Growing problem of non-compliance with UNCLOS in the Arctic
Due to the significance placed on obtaining jurisdiction over the North Pole, and given recent violations of the norms of the Law of the Sea Convention, some experts see risks of noncompliance with any recommendations from the commission that would negate a country's submission.
One significant recent violation is Russia's refusal to participate in the dispute-resolution proceeding called by the Netherlands over Russia's arrest of environmental activists who disrupted the activities of a Gazprom drilling platform in the Pechora Sea and seizure of the Dutch-flagged ship Arctic Sunrise last year.

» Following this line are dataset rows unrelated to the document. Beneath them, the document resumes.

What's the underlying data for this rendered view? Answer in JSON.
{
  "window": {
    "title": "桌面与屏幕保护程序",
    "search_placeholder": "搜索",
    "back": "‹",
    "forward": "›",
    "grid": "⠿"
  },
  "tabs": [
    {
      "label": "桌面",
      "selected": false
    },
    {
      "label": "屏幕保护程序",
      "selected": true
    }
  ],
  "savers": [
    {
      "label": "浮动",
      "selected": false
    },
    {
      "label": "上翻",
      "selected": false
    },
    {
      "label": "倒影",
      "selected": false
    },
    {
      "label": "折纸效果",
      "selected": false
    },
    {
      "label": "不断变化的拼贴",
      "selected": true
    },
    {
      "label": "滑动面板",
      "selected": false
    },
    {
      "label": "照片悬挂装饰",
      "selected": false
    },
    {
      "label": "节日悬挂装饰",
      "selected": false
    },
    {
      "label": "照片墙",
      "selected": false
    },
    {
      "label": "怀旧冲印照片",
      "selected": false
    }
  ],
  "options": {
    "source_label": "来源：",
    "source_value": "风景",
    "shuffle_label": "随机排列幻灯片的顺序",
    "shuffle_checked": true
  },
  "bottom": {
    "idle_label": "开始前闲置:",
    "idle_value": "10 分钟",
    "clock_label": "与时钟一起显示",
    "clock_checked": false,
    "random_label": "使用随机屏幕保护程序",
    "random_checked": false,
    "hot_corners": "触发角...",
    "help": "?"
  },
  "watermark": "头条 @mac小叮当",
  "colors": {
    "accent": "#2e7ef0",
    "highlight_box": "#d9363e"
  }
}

“That's a very clear disrespect for international law. You are a party to the Law of the Sea Convention, and thereby you are bound to the dispute-settlement procedure,” Molenaar said.
Another similar example is China's refusal to participate in a dispute-resolution procedure requested by the Philippines over an area in the South China Sea outside China's exclusive economic zone that China claims for itself.
Such disregard for an international treaty can have broad impacts on various multilateral bodies and negotiation processes and bring about wider distrust and noncompliance.
“The risk is disrespect for agreed multilateral procedures. There is a risk in the background that Russia or even Canada will not act in accordance with the recommendations of the [commission], and this fear I think is more justified because of this nonappearance in the Arctic Sunrise case, and maybe even the recent developments in Ukraine” where Russia is viewed as violating the borders of Ukraine's sovereign territory.
Empirically, after 30 years there is a significant and consistent pattern of non-compliance with UNCLOS provisions.